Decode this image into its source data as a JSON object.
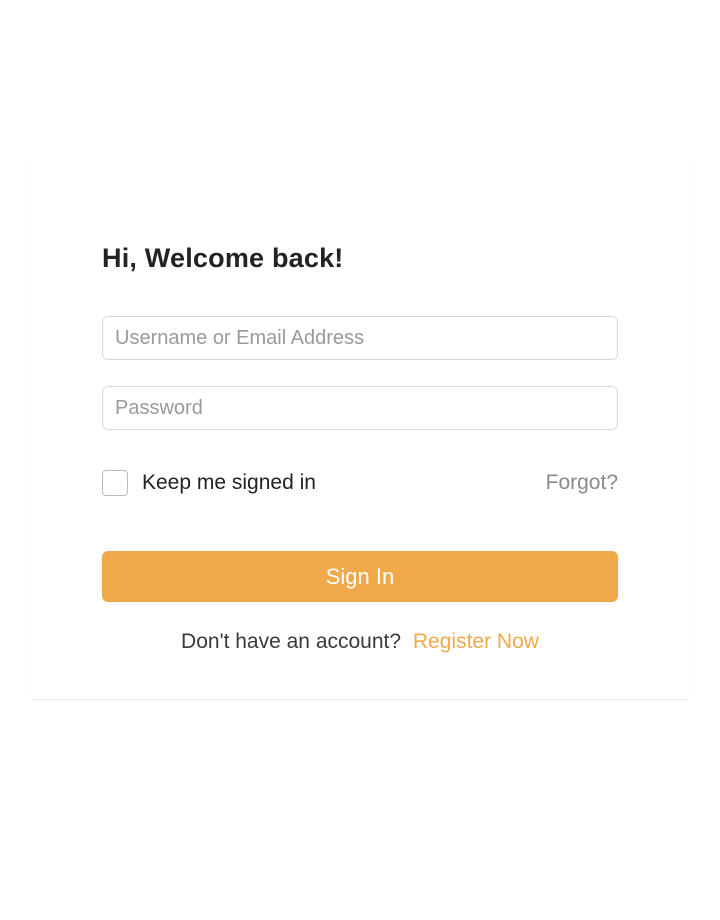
{
  "heading": "Hi, Welcome back!",
  "form": {
    "username_placeholder": "Username or Email Address",
    "password_placeholder": "Password",
    "keep_signed_in_label": "Keep me signed in",
    "forgot_label": "Forgot?",
    "submit_label": "Sign In"
  },
  "register": {
    "prompt": "Don't have an account?",
    "link_label": "Register Now"
  },
  "colors": {
    "accent": "#f0a94a"
  }
}
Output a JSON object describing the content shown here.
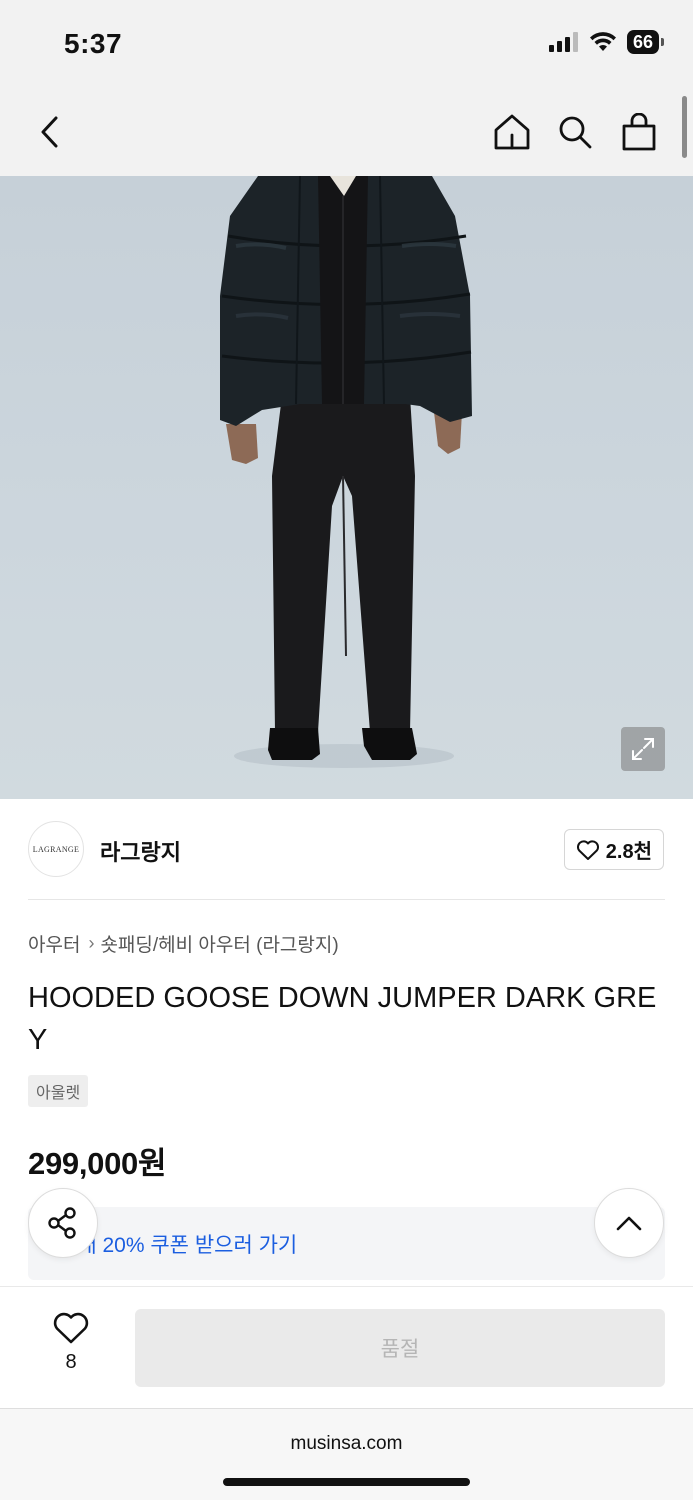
{
  "status_bar": {
    "time": "5:37",
    "battery": "66",
    "icons": [
      "signal-icon",
      "wifi-icon",
      "battery-icon"
    ]
  },
  "header": {
    "icons": [
      "back-chevron-icon",
      "home-icon",
      "search-icon",
      "shopping-bag-icon"
    ]
  },
  "hero": {
    "icons": [
      "expand-icon"
    ]
  },
  "brand": {
    "logo_text": "LAGRANGE",
    "name": "라그랑지",
    "like_count": "2.8천",
    "icons": [
      "heart-outline-icon"
    ]
  },
  "product": {
    "breadcrumb": [
      "아우터",
      "숏패딩/헤비 아우터 (라그랑지)"
    ],
    "title": "HOODED GOOSE DOWN JUMPER DARK GREY",
    "tag": "아울렛",
    "price": "299,000원"
  },
  "coupon": {
    "text": "구매 20% 쿠폰 받으러 가기"
  },
  "floating": {
    "icons": [
      "share-icon",
      "chevron-up-icon"
    ]
  },
  "action_bar": {
    "wish_count": "8",
    "soldout_label": "품절"
  },
  "browser": {
    "url": "musinsa.com"
  },
  "colors": {
    "header_bg": "#f2f2f2",
    "coupon_text": "#1b5ee0",
    "soldout_bg": "#eaeaea",
    "soldout_text": "#b5b5b5",
    "hero_bg": "#ccd6dd",
    "jacket": "#1c2328"
  }
}
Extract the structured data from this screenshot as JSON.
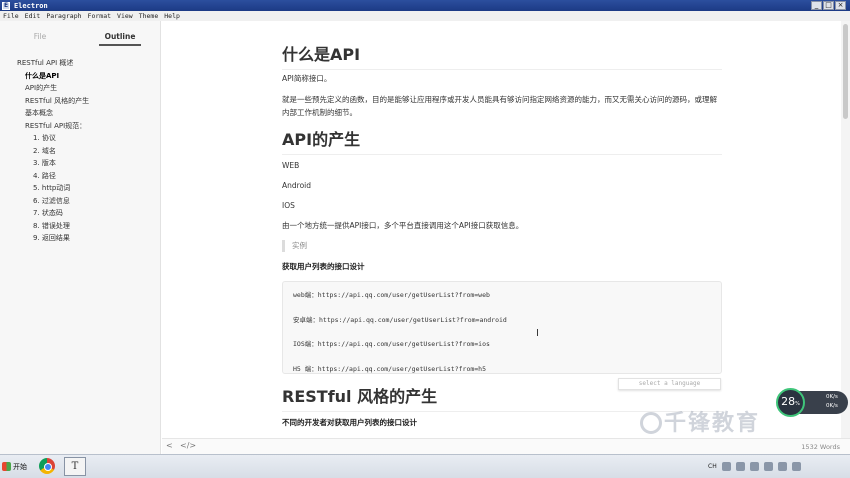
{
  "window": {
    "title": "Electron",
    "buttons": [
      "_",
      "□",
      "×"
    ]
  },
  "menu": [
    "File",
    "Edit",
    "Paragraph",
    "Format",
    "View",
    "Theme",
    "Help"
  ],
  "sidebar": {
    "tabs": [
      "File",
      "Outline"
    ],
    "outline": [
      {
        "label": "RESTful API 概述",
        "level": 1
      },
      {
        "label": "什么是API",
        "level": 2,
        "active": true
      },
      {
        "label": "API的产生",
        "level": 2
      },
      {
        "label": "RESTful 风格的产生",
        "level": 2
      },
      {
        "label": "基本概念",
        "level": 2
      },
      {
        "label": "RESTful API规范：",
        "level": 2
      },
      {
        "label": "1. 协议",
        "level": 3
      },
      {
        "label": "2. 域名",
        "level": 3
      },
      {
        "label": "3. 版本",
        "level": 3
      },
      {
        "label": "4. 路径",
        "level": 3
      },
      {
        "label": "5. http动词",
        "level": 3
      },
      {
        "label": "6. 过滤信息",
        "level": 3
      },
      {
        "label": "7. 状态码",
        "level": 3
      },
      {
        "label": "8. 错误处理",
        "level": 3
      },
      {
        "label": "9. 返回结果",
        "level": 3
      }
    ]
  },
  "doc": {
    "h1_what_is_api": "什么是API",
    "p_api_short": "API简称接口。",
    "p_api_desc": "就是一些预先定义的函数，目的是能够让应用程序或开发人员能具有够访问指定网络资源的能力，而又无需关心访问的源码，或理解内部工作机制的细节。",
    "h1_api_origin": "API的产生",
    "p_web": "WEB",
    "p_android": "Android",
    "p_ios": "IOS",
    "p_unified": "由一个地方统一提供API接口，多个平台直接调用这个API接口获取信息。",
    "quote_example": "实例",
    "h4_get_user_list": "获取用户列表的接口设计",
    "code_lines": [
      "web端：https://api.qq.com/user/getUserList?from=web",
      "安卓端：https://api.qq.com/user/getUserList?from=android",
      "IOS端：https://api.qq.com/user/getUserList?from=ios",
      "H5 端：https://api.qq.com/user/getUserList?from=h5"
    ],
    "lang_select_placeholder": "select a language",
    "h1_restful_origin": "RESTful 风格的产生",
    "h4_different_devs": "不同的开发者对获取用户列表的接口设计"
  },
  "footer": {
    "back_label": "<",
    "source_label": "</>",
    "word_count": "1532 Words"
  },
  "speed_widget": {
    "percent": "28",
    "percent_unit": "%",
    "up": "0K/s",
    "down": "0K/s"
  },
  "watermark": "千锋教育",
  "taskbar": {
    "start_label": "开始",
    "typora_glyph": "T",
    "tray": [
      "CH"
    ]
  }
}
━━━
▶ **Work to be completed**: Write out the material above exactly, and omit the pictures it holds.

▶ **Exercise output**:
Decode this image into its source data as a JSON object.
{
  "heading": "Hi, Welcome back!",
  "form": {
    "username_placeholder": "Username or Email Address",
    "password_placeholder": "Password",
    "keep_signed_in_label": "Keep me signed in",
    "forgot_label": "Forgot?",
    "submit_label": "Sign In"
  },
  "register": {
    "prompt": "Don't have an account?",
    "link_label": "Register Now"
  },
  "colors": {
    "accent": "#f0a94a"
  }
}
Output a JSON object describing the content shown here.
{
  "status_bar": {
    "time": "5:37",
    "battery": "66",
    "icons": [
      "signal-icon",
      "wifi-icon",
      "battery-icon"
    ]
  },
  "header": {
    "icons": [
      "back-chevron-icon",
      "home-icon",
      "search-icon",
      "shopping-bag-icon"
    ]
  },
  "hero": {
    "icons": [
      "expand-icon"
    ]
  },
  "brand": {
    "logo_text": "LAGRANGE",
    "name": "라그랑지",
    "like_count": "2.8천",
    "icons": [
      "heart-outline-icon"
    ]
  },
  "product": {
    "breadcrumb": [
      "아우터",
      "숏패딩/헤비 아우터 (라그랑지)"
    ],
    "title": "HOODED GOOSE DOWN JUMPER DARK GREY",
    "tag": "아울렛",
    "price": "299,000원"
  },
  "coupon": {
    "text": "구매 20% 쿠폰 받으러 가기"
  },
  "floating": {
    "icons": [
      "share-icon",
      "chevron-up-icon"
    ]
  },
  "action_bar": {
    "wish_count": "8",
    "soldout_label": "품절"
  },
  "browser": {
    "url": "musinsa.com"
  },
  "colors": {
    "header_bg": "#f2f2f2",
    "coupon_text": "#1b5ee0",
    "soldout_bg": "#eaeaea",
    "soldout_text": "#b5b5b5",
    "hero_bg": "#ccd6dd",
    "jacket": "#1c2328"
  }
}
Extract the structured data from this screenshot as JSON.
{
  "window": {
    "title": "Electron",
    "buttons": [
      "_",
      "□",
      "×"
    ]
  },
  "menu": [
    "File",
    "Edit",
    "Paragraph",
    "Format",
    "View",
    "Theme",
    "Help"
  ],
  "sidebar": {
    "tabs": [
      "File",
      "Outline"
    ],
    "outline": [
      {
        "label": "RESTful API 概述",
        "level": 1
      },
      {
        "label": "什么是API",
        "level": 2,
        "active": true
      },
      {
        "label": "API的产生",
        "level": 2
      },
      {
        "label": "RESTful 风格的产生",
        "level": 2
      },
      {
        "label": "基本概念",
        "level": 2
      },
      {
        "label": "RESTful API规范：",
        "level": 2
      },
      {
        "label": "1. 协议",
        "level": 3
      },
      {
        "label": "2. 域名",
        "level": 3
      },
      {
        "label": "3. 版本",
        "level": 3
      },
      {
        "label": "4. 路径",
        "level": 3
      },
      {
        "label": "5. http动词",
        "level": 3
      },
      {
        "label": "6. 过滤信息",
        "level": 3
      },
      {
        "label": "7. 状态码",
        "level": 3
      },
      {
        "label": "8. 错误处理",
        "level": 3
      },
      {
        "label": "9. 返回结果",
        "level": 3
      }
    ]
  },
  "doc": {
    "h1_what_is_api": "什么是API",
    "p_api_short": "API简称接口。",
    "p_api_desc": "就是一些预先定义的函数，目的是能够让应用程序或开发人员能具有够访问指定网络资源的能力，而又无需关心访问的源码，或理解内部工作机制的细节。",
    "h1_api_origin": "API的产生",
    "p_web": "WEB",
    "p_android": "Android",
    "p_ios": "IOS",
    "p_unified": "由一个地方统一提供API接口，多个平台直接调用这个API接口获取信息。",
    "quote_example": "实例",
    "h4_get_user_list": "获取用户列表的接口设计",
    "code_lines": [
      "web端：https://api.qq.com/user/getUserList?from=web",
      "安卓端：https://api.qq.com/user/getUserList?from=android",
      "IOS端：https://api.qq.com/user/getUserList?from=ios",
      "H5 端：https://api.qq.com/user/getUserList?from=h5"
    ],
    "lang_select_placeholder": "select a language",
    "h1_restful_origin": "RESTful 风格的产生",
    "h4_different_devs": "不同的开发者对获取用户列表的接口设计"
  },
  "footer": {
    "back_label": "<",
    "source_label": "</>",
    "word_count": "1532 Words"
  },
  "speed_widget": {
    "percent": "28",
    "percent_unit": "%",
    "up": "0K/s",
    "down": "0K/s"
  },
  "watermark": "千锋教育",
  "taskbar": {
    "start_label": "开始",
    "typora_glyph": "T",
    "tray": [
      "CH"
    ]
  }
}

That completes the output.